BENGALURU/LONDON — The global property market frenzy that gathered pace during the pandemic as people scrambled to buy more living space is likely over as interest rates rise, and house price inflation is expected to drop off, Reuters surveys of market experts showed.
Huge price rises of as much as 50% through the past few years may be coming to an end, turning to modest falls in 2023 in some countries, according to analysts covering nine key world property markets.
But they also say any declines won’t make housing more affordable, especially for first-time buyers, just as the basic cost of living soars and mortgage rates go up — for the first time in many young people’s lifetimes.
“There is definitely a slowdown. So the pace of growth is slowing pretty much everywhere … (and) it is likely that a number of markets will see price falls,” said Liam Bailey, global head of research at Knight Frank.
“The question really is whether there is a risk of a kind of crash scenario in certain markets.”
For now, most real estate specialists aren’t forecasting even a 10% correction in house prices, instead sticking to the view that housing inflation will slow substantially, in most cases to less than the rate consumer prices are currently rising.
With wages unlikely to match any of these inflation trends any time soon, agreement is exceptionally strong among analysts about the hit to basic affordability in the next few years from record high house prices and higher interest rates.

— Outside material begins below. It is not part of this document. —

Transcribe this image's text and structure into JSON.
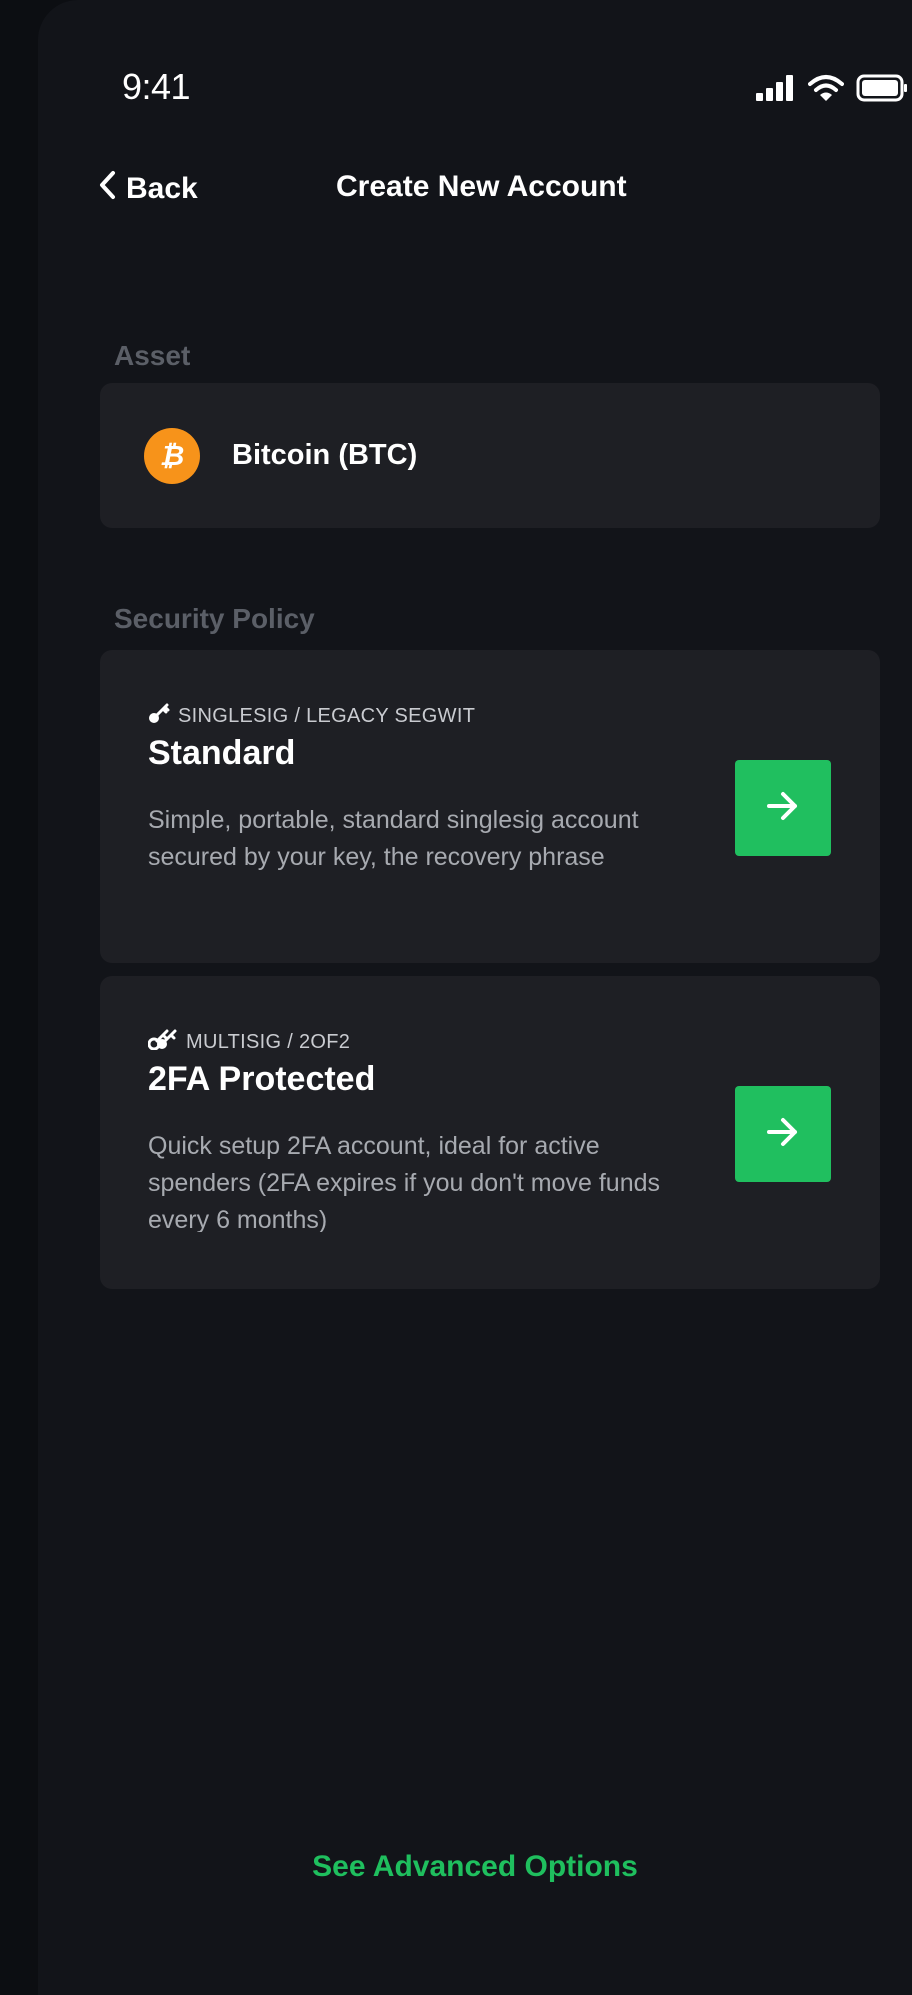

A more than two-thirds majority of analysts, or 83 of 119, who answered an additional question said affordability for first-time buyers would either worsen or worsen significantly over the next two years. The remaining 36 said it would improve.
Even in property markets like India and Dubai — which avoided the panic buying and high double-digit annual price appreciation seen during the worst of the pandemic in markets like the United States, Canada and Australia — analysts still agree affordability will worsen.
Part of that has to do with the cost of building new homes, which almost universally are not being constructed fast enough to keep up with demand.
Soaring costs from supply chain disruptions facing all businesses around the world are set to be passed on to first-time buyers, in much the same way as consumers are paying more for everything they buy.
“The same inflation challenges … specifically in the construction market, and supply chain woes, which continue to plague … developers and house builders … are not being mitigated to any extent,” said Adam Challis, executive director of research and strategy for EMEA at JLL.
“In fact over the short term, it’s very much likely to get worse as people have returned to the cities … and becoming much more excited about their urban living choices.”
Indeed, while analysts are generally reluctant to predict the thinking behind consumer behavior, it was the urge for people to move while struck by coronavirus disease 2019 (COVID-19) lockdowns that got them bidding for property. Very few expected that to happen.
Looking forward there seems little reason to predict existing homeowners, flush with home equity from soaring prices, will be much more restrained acting on a desire to return to city life.
That leaves first-time buyers, who have been in a difficult situation coming up with a deposit for a property for the better part of a generation, in a worse situation every year that goes by. That may hold even if prices fall.
“Your purchase price may be reduced … but actually the cost of servicing a loan may not actually decline along with that price,” added Knight Frank’s Mr. Bailey.
Swathes of people in most countries, particularly the young, have resigned themselves to renting over owning. But the shortage of homes has also driven up rents everywhere.
Asked what would happen to affordability in the home rental market over the next two years, more than 80% of analysts, or 82 of 99, said it would worsen. The rest said it would improve. — Reuters